and in his left, and goes down to the land of bondage. Like the old Puritans of two hundred years ago, the muskets are on one side and the pikes upon the other; but the morning prayer goes up from the domestic altar as it rose from the lips of Brewster and Carver, and no morsel is ever tasted without that same grace which was made at Plymouth and Salem; and at last he flings himself against the gigantic system which trembles under his single arm. You measure the strength of a blow by the fo name and form. One man goes up from it to God, with two hundred thousand broken fetters in his hands, and henceforth it is sacred forever. I said that, to vindicate Puritanism, the children must be better than the fathers. Lo, this event! Brewster and Carver and Bradford and Winthrop faced a New England winter and defied law for themselves. For us, their children, they planted and sowed. They said,--Lo! our rights are trodden under foot; our cradles are not safe; our prayers may not as
Wendell Phillips, Theodore C. Pease, Speeches, Lectures and Letters of Wendell Phillips: Volume 2, Theodore Parker (1860). (search)

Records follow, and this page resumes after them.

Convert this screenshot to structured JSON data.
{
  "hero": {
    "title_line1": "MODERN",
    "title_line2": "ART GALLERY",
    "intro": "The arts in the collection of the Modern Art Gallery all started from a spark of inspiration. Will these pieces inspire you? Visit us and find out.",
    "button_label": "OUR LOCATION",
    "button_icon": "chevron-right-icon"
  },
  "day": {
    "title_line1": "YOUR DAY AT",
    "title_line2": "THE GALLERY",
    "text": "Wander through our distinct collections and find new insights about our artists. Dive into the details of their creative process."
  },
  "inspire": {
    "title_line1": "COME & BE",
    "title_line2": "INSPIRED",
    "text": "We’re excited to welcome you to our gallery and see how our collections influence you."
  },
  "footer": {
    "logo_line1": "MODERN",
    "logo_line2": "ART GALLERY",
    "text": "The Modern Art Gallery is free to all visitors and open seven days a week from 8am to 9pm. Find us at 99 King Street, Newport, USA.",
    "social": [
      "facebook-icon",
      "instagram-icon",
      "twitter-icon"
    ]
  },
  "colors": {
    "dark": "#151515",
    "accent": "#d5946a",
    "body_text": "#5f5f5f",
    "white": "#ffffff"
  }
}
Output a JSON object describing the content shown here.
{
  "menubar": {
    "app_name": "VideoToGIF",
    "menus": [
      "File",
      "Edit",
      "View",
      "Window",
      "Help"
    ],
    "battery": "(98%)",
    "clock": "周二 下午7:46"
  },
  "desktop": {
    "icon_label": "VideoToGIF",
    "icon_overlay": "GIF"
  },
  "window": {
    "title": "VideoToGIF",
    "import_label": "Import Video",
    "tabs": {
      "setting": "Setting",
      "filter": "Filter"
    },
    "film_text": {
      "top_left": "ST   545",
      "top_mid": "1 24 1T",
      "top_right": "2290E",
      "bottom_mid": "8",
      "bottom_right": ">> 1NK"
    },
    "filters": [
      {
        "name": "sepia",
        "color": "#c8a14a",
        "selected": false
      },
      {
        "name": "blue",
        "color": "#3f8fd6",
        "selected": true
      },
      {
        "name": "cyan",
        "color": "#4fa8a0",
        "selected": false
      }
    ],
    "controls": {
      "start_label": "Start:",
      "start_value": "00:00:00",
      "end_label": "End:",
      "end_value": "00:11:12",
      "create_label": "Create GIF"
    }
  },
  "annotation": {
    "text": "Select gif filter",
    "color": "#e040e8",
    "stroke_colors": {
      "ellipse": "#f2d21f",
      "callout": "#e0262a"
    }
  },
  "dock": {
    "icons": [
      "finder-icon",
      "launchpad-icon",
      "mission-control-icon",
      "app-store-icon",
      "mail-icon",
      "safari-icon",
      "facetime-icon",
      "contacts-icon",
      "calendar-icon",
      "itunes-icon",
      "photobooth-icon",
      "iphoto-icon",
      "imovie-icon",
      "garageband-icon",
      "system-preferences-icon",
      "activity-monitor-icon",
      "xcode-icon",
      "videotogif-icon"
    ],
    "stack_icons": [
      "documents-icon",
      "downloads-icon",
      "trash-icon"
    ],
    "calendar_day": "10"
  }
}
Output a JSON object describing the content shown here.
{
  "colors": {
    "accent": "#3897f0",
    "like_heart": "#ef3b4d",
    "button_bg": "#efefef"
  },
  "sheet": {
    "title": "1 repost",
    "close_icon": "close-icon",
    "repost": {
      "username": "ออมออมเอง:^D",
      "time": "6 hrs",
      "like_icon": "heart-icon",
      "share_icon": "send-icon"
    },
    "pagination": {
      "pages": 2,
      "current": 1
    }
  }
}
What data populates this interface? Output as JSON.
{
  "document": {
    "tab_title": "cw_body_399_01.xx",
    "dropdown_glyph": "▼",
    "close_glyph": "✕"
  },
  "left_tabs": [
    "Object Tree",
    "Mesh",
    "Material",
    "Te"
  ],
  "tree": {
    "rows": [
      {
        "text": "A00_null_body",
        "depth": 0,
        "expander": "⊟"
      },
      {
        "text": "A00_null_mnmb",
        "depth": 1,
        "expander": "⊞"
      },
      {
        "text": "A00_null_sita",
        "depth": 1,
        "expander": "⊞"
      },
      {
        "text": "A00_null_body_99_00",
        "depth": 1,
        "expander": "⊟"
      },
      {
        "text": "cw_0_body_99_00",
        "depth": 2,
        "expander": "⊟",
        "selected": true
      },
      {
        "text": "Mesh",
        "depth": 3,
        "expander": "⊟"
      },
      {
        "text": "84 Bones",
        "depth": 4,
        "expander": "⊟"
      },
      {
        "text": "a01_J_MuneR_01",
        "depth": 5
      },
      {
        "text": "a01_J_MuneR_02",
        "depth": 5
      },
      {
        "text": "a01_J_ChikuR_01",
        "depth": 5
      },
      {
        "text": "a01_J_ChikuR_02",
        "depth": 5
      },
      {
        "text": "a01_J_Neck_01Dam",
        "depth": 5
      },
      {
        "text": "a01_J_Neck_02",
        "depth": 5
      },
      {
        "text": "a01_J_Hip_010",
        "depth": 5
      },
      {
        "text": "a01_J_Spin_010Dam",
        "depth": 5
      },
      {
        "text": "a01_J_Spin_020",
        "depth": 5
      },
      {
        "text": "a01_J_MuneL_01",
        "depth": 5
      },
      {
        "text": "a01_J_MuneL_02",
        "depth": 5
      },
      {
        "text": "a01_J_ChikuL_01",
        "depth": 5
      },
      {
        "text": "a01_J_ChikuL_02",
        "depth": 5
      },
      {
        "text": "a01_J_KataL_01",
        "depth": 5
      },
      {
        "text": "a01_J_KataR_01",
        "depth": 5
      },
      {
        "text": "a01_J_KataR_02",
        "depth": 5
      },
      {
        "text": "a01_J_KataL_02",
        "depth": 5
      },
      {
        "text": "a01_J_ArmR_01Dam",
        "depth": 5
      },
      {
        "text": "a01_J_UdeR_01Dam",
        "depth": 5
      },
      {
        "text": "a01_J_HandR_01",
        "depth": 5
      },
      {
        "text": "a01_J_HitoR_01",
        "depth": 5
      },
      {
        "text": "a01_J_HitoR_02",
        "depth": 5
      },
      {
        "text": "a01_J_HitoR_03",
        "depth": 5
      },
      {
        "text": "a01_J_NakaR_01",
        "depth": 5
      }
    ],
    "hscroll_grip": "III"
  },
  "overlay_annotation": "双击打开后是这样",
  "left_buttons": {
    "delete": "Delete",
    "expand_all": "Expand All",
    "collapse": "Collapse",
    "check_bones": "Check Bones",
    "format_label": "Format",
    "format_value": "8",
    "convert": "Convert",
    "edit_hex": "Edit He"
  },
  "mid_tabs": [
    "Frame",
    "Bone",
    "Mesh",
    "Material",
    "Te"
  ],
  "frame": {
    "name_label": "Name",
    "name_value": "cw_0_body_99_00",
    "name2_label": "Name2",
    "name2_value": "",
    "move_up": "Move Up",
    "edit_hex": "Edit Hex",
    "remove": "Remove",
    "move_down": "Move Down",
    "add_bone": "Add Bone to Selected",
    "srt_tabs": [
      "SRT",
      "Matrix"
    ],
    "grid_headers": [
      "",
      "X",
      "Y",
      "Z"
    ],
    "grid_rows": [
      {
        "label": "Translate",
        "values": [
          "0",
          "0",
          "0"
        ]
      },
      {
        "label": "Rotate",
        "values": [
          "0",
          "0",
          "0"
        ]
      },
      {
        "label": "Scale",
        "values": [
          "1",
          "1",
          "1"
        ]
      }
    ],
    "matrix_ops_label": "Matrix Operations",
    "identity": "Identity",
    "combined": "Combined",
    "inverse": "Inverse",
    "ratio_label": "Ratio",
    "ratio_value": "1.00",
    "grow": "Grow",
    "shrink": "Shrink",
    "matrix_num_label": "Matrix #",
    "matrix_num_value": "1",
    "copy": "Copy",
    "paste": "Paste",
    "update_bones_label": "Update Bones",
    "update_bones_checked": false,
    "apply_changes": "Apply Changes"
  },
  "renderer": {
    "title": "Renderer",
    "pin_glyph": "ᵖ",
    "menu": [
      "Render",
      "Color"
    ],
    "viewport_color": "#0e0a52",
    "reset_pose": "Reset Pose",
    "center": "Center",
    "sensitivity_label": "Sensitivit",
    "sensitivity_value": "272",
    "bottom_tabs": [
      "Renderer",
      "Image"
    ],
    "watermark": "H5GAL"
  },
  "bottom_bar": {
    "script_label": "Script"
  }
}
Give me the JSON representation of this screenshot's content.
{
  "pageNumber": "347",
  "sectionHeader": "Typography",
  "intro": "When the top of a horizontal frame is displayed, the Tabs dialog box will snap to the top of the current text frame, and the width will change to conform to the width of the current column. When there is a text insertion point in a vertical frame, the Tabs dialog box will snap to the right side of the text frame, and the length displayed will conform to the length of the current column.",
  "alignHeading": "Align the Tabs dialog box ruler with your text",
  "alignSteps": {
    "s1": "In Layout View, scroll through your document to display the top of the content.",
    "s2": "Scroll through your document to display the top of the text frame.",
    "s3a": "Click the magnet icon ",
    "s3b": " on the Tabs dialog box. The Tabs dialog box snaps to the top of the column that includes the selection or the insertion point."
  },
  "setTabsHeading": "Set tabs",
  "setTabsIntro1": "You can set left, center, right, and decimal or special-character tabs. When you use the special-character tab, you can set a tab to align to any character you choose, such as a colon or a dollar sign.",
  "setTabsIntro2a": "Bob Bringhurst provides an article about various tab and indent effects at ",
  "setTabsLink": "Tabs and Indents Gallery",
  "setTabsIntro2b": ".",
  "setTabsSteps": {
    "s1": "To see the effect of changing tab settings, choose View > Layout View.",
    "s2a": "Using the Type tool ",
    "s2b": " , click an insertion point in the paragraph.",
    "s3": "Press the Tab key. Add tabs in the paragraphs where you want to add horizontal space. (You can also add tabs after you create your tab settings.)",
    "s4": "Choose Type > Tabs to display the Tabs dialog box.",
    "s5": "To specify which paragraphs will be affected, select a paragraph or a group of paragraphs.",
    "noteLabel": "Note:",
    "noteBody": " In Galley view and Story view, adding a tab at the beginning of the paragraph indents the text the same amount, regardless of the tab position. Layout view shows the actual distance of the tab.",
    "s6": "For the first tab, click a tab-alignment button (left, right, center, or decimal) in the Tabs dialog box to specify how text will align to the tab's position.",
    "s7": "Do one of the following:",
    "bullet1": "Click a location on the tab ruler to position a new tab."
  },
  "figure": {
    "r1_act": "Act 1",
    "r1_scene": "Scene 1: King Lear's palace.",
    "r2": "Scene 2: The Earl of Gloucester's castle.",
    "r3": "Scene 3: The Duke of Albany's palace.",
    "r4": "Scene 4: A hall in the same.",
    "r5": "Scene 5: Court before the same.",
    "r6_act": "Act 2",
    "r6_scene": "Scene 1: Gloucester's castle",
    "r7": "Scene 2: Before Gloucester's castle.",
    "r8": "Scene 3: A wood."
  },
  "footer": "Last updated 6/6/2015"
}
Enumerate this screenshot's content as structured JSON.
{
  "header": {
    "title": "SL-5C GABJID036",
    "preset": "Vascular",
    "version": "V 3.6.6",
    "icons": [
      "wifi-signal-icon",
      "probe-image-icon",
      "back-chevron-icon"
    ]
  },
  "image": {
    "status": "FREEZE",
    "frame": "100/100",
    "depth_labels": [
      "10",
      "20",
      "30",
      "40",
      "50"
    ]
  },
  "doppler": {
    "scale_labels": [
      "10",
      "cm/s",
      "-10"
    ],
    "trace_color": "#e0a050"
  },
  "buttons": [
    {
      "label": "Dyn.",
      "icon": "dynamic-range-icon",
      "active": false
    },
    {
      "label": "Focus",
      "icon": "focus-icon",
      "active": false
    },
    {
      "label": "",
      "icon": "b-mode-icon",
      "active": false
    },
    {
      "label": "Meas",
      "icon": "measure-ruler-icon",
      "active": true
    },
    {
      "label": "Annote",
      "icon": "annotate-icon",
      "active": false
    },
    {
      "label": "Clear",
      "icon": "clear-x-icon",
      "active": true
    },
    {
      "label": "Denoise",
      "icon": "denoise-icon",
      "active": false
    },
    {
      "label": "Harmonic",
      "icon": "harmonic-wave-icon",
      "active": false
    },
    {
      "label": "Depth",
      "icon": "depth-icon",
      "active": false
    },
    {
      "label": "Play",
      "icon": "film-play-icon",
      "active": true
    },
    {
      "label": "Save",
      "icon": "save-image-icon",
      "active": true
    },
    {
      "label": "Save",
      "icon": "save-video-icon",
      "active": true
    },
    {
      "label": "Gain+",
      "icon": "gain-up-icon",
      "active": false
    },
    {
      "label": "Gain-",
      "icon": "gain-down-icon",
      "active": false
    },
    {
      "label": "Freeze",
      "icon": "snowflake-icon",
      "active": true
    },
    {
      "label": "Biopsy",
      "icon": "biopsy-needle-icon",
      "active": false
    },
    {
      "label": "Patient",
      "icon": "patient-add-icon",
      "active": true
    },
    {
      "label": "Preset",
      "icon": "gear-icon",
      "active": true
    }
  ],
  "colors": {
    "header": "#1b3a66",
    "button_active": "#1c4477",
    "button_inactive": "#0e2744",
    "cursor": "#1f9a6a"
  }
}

at every man's candle. He was not ashamed to learn. When he started in the pulpit, he came a Unitarian, with the blessings of Cambridge. Men say he is a Unitarian no longer; but the manna, when it was kept two days, bred maggots, and the little worms that run about on the surface of corruption call themselves the children and representatives of Channing. They are only the worms of the manna, and the pulpit of Federal Street found its child at Music Hall. God's lineage is not of blood., Brewster of Plymouth, if he stood here to-day, would not be in the Orthodox Church, counting on his anxious fingers the five points of Calvin. No! he would be shouldering a Sharpe's rifle in Kansas, fighting against the libels of the Independent and Observer, preaching treason in Virginia, and hung on an American gibbet; for the child of Puritanism is not mere Calvinism,--it is the loyalty to justice which tramples under foot the wicked laws of its own epoch. So Unitarianism — so far as it has an